==== Input data ====
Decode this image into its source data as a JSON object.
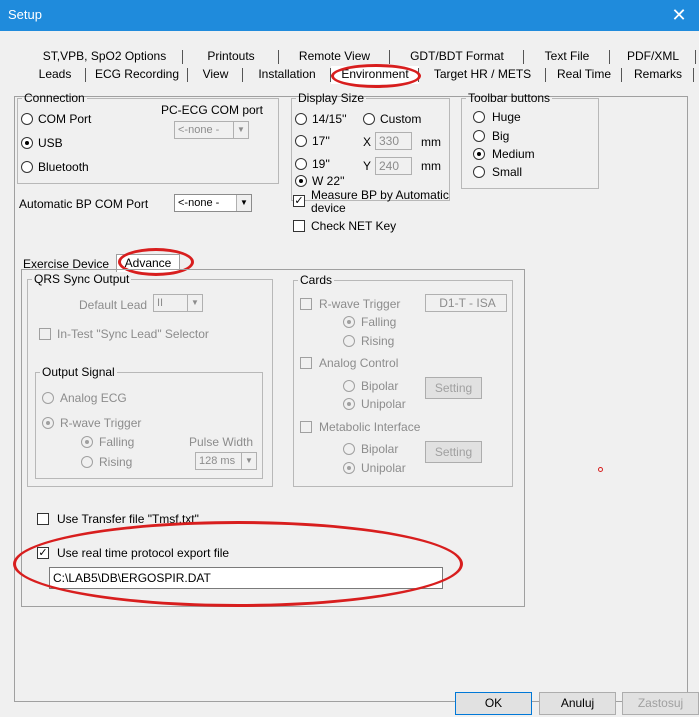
{
  "window": {
    "title": "Setup",
    "close_glyph": "✕"
  },
  "tabs_row1": [
    "ST,VPB, SpO2 Options",
    "Printouts",
    "Remote View",
    "GDT/BDT Format",
    "Text File",
    "PDF/XML"
  ],
  "tabs_row2": [
    "Leads",
    "ECG Recording",
    "View",
    "Installation",
    "Environment",
    "Target HR / METS",
    "Real Time",
    "Remarks"
  ],
  "connection": {
    "title": "Connection",
    "com_port_label": "PC-ECG COM port",
    "options": [
      "COM Port",
      "USB",
      "Bluetooth"
    ],
    "selected": "USB",
    "com_value": "<-none -"
  },
  "display_size": {
    "title": "Display Size",
    "options": [
      "14/15''",
      "17''",
      "19''",
      "W 22''"
    ],
    "selected": "W 22''",
    "custom_label": "Custom",
    "x_label": "X",
    "x_value": "330",
    "y_label": "Y",
    "y_value": "240",
    "unit": "mm"
  },
  "toolbar_buttons": {
    "title": "Toolbar buttons",
    "options": [
      "Huge",
      "Big",
      "Medium",
      "Small"
    ],
    "selected": "Medium"
  },
  "auto_bp": {
    "label": "Automatic BP COM Port",
    "value": "<-none -"
  },
  "measure_bp": {
    "label_line1": "Measure BP by Automatic",
    "label_line2": "device",
    "checked": true
  },
  "check_net_key": {
    "label": "Check NET Key",
    "checked": false
  },
  "inner_tabs": [
    "Exercise Device",
    "Advance"
  ],
  "qrs_sync": {
    "title": "QRS Sync Output",
    "default_lead_label": "Default Lead",
    "default_lead_value": "II",
    "in_test_label": "In-Test \"Sync Lead\" Selector"
  },
  "output_signal": {
    "title": "Output Signal",
    "analog_ecg": "Analog ECG",
    "rwave_trigger": "R-wave Trigger",
    "falling": "Falling",
    "rising": "Rising",
    "pulse_width_label": "Pulse Width",
    "pulse_width_value": "128 ms"
  },
  "cards": {
    "title": "Cards",
    "rwave_trigger": "R-wave Trigger",
    "rwave_value": "D1-T - ISA",
    "falling": "Falling",
    "rising": "Rising",
    "analog_control": "Analog Control",
    "bipolar": "Bipolar",
    "unipolar": "Unipolar",
    "setting": "Setting",
    "metabolic_interface": "Metabolic Interface"
  },
  "transfer_file": {
    "label": "Use Transfer file \"Tmsf.txt\"",
    "checked": false
  },
  "realtime_export": {
    "label": "Use real time protocol export file",
    "checked": true,
    "path": "C:\\LAB5\\DB\\ERGOSPIR.DAT"
  },
  "buttons": {
    "ok": "OK",
    "cancel": "Anuluj",
    "apply": "Zastosuj"
  },
  "colors": {
    "titlebar": "#1f8bdc",
    "annotation": "#d81e1e"
  }
}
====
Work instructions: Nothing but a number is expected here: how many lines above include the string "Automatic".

Task solution: 2